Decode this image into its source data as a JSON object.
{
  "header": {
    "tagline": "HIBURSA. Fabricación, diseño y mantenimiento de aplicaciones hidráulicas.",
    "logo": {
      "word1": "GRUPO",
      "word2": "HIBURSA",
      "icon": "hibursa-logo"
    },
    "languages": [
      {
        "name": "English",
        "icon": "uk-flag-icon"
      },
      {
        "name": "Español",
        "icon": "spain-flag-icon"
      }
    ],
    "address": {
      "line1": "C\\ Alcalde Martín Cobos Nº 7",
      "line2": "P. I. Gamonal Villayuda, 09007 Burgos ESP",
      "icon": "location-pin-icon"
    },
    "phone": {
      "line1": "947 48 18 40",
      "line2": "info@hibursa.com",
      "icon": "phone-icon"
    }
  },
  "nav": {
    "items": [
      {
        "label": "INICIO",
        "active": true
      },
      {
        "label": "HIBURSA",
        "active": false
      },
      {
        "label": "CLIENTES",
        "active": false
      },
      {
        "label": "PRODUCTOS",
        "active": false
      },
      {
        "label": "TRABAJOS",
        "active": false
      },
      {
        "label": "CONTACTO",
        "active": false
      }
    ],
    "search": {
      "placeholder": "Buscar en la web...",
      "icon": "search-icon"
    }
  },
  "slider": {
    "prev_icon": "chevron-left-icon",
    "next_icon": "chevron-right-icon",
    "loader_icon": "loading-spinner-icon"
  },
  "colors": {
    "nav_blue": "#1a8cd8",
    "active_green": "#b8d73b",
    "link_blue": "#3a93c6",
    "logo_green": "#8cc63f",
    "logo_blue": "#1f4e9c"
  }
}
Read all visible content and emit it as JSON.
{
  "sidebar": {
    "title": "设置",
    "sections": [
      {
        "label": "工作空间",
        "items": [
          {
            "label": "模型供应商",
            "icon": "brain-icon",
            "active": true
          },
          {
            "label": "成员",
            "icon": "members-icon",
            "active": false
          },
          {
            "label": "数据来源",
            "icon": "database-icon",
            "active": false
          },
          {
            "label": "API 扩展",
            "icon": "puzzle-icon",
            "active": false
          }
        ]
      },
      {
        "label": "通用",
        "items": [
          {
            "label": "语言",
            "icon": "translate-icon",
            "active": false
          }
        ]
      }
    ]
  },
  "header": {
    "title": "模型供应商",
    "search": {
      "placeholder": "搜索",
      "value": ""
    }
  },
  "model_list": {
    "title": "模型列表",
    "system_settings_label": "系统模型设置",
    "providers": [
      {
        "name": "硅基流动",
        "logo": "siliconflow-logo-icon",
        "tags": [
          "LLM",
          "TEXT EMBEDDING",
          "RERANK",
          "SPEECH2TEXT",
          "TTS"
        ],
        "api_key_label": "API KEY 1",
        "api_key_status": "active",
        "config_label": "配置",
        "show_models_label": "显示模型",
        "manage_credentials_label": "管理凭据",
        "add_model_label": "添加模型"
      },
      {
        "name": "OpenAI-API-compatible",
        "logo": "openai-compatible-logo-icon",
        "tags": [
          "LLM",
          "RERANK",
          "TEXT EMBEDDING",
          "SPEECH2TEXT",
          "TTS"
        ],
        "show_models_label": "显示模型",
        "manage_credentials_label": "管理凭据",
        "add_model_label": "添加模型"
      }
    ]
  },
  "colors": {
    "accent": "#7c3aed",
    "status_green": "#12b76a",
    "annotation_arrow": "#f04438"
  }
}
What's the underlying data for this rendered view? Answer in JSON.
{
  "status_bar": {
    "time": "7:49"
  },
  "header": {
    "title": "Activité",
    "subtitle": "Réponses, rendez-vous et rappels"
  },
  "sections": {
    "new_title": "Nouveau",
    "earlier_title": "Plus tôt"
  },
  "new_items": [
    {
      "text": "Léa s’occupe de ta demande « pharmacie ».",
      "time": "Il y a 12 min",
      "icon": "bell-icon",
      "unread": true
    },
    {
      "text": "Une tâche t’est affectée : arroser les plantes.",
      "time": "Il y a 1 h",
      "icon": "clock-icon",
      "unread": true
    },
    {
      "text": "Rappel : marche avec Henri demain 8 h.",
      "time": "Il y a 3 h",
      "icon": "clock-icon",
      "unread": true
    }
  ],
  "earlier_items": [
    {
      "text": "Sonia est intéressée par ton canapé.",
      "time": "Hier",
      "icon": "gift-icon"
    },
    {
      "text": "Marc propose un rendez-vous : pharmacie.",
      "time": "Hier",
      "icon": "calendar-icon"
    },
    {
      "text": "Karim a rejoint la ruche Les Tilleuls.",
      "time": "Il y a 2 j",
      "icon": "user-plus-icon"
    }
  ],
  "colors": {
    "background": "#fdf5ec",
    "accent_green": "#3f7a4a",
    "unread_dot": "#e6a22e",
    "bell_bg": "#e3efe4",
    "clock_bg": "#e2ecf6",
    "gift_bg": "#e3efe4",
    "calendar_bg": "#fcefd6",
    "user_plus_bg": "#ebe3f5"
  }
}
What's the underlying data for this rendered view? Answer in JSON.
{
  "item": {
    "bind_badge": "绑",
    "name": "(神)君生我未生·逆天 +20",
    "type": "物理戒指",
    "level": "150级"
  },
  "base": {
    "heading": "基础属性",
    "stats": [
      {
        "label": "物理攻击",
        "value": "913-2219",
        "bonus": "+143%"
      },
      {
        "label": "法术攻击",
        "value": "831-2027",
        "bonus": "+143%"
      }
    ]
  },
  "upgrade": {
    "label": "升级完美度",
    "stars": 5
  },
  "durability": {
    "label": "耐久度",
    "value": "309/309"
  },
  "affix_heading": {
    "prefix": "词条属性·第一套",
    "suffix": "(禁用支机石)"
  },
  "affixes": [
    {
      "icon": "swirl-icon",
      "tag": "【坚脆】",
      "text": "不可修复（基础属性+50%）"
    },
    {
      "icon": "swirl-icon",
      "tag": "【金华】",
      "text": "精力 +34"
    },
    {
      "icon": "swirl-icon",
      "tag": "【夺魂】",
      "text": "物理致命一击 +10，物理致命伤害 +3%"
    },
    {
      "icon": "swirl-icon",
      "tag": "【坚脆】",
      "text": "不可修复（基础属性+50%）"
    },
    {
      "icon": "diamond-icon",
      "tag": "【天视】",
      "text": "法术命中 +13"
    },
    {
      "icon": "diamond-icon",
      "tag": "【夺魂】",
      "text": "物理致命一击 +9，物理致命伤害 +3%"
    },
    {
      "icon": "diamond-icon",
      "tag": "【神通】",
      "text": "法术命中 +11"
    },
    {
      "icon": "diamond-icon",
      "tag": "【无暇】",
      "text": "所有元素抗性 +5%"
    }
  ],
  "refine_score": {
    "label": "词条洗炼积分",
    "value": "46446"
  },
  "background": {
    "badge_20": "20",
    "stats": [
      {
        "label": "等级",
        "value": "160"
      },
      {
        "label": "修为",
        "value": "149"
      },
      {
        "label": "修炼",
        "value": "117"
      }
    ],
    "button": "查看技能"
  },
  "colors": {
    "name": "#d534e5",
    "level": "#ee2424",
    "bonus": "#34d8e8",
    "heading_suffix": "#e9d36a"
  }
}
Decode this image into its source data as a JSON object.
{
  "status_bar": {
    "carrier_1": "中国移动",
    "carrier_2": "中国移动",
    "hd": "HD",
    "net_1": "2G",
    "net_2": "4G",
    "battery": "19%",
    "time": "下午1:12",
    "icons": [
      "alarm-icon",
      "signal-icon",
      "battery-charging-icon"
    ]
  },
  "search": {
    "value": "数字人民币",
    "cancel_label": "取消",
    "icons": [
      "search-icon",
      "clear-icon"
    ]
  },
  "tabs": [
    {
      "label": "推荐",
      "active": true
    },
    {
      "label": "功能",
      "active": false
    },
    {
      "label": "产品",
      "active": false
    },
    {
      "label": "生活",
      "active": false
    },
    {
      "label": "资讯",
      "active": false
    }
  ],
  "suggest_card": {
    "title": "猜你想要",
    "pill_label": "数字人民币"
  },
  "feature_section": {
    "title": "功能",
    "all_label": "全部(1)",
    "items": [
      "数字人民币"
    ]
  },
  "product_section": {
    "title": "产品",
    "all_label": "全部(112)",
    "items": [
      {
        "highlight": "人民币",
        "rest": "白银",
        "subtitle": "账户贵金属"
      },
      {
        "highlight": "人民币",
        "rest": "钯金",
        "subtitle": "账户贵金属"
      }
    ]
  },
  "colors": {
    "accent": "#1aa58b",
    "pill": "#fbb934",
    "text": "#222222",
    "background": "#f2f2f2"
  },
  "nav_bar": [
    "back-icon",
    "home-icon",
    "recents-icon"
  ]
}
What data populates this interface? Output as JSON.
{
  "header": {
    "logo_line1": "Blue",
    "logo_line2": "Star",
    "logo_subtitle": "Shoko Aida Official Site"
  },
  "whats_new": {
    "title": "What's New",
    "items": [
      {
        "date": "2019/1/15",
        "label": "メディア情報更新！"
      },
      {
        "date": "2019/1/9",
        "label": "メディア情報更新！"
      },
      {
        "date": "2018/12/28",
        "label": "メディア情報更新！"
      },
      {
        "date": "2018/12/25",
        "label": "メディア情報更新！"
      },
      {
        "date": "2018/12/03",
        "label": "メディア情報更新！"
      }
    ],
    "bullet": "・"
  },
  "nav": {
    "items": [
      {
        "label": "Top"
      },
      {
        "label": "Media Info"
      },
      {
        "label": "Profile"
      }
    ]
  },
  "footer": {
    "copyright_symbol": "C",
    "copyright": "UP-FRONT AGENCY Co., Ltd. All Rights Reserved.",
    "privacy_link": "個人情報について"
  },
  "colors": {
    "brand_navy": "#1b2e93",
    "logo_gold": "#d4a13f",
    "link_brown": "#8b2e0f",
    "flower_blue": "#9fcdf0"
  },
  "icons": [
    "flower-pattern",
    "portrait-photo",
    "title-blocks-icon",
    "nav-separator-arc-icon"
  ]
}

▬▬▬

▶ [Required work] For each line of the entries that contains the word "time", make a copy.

▶ [Exercise result]
    "time": "7:49"
      "time": "Il y a 12 min",
      "time": "Il y a 1 h",
      "time": "Il y a 3 h",
      "time": "Hier",
      "time": "Hier",
      "time": "Il y a 2 j",
    "time": "下午1:12",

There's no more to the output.